* Records from a data collection *

►

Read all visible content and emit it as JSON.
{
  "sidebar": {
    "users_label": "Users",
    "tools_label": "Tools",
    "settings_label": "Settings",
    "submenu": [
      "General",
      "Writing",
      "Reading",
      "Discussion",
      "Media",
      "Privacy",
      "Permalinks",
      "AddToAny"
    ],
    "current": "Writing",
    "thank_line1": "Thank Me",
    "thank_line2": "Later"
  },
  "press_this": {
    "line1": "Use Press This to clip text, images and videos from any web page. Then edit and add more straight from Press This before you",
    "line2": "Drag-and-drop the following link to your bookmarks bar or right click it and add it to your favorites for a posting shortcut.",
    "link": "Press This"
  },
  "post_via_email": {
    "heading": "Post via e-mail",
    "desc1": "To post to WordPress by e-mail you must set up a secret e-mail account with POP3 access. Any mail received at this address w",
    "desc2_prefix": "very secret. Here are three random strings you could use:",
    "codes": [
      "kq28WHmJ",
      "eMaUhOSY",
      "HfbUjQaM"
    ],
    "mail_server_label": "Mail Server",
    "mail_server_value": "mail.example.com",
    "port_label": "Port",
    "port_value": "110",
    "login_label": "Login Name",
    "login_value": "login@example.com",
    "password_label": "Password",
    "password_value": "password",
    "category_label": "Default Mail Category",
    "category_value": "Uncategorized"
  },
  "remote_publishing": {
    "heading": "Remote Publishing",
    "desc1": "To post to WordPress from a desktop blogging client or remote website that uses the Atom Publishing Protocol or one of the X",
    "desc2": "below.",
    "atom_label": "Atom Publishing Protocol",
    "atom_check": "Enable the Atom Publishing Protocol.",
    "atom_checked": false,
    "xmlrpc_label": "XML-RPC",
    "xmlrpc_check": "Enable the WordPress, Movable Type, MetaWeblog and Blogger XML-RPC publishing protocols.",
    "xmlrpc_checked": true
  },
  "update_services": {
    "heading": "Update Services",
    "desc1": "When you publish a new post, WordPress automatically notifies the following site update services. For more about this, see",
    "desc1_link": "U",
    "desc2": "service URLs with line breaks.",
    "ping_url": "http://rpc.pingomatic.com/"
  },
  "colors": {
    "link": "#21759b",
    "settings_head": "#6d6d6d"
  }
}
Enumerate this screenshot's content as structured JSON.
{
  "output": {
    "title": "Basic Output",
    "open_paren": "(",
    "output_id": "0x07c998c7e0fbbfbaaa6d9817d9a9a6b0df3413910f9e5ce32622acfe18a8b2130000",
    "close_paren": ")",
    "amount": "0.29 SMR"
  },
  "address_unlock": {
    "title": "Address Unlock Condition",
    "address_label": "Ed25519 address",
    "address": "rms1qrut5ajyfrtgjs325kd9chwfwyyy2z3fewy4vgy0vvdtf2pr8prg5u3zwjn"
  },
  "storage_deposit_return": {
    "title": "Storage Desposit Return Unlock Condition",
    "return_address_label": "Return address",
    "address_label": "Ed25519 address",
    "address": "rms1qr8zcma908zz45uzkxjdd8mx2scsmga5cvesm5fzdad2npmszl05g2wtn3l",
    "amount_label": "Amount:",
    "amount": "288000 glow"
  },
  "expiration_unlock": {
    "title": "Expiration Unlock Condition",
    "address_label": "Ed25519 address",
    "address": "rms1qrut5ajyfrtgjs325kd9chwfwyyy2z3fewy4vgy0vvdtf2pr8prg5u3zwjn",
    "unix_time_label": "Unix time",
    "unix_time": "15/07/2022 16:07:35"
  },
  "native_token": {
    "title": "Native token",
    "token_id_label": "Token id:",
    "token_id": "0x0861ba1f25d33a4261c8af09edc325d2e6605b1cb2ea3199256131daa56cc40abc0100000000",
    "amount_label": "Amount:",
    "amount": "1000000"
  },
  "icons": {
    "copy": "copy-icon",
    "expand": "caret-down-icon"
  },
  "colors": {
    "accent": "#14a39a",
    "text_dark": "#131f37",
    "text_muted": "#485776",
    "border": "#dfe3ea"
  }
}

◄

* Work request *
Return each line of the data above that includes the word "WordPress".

* Answer to this task *
    "desc1": "To post to WordPress by e-mail you must set up a secret e-mail account with POP3 access. Any mail received at this address w",
    "desc1": "To post to WordPress from a desktop blogging client or remote website that uses the Atom Publishing Protocol or one of the X",
    "xmlrpc_check": "Enable the WordPress, Movable Type, MetaWeblog and Blogger XML-RPC publishing protocols.",
    "desc1": "When you publish a new post, WordPress automatically notifies the following site update services. For more about this, see",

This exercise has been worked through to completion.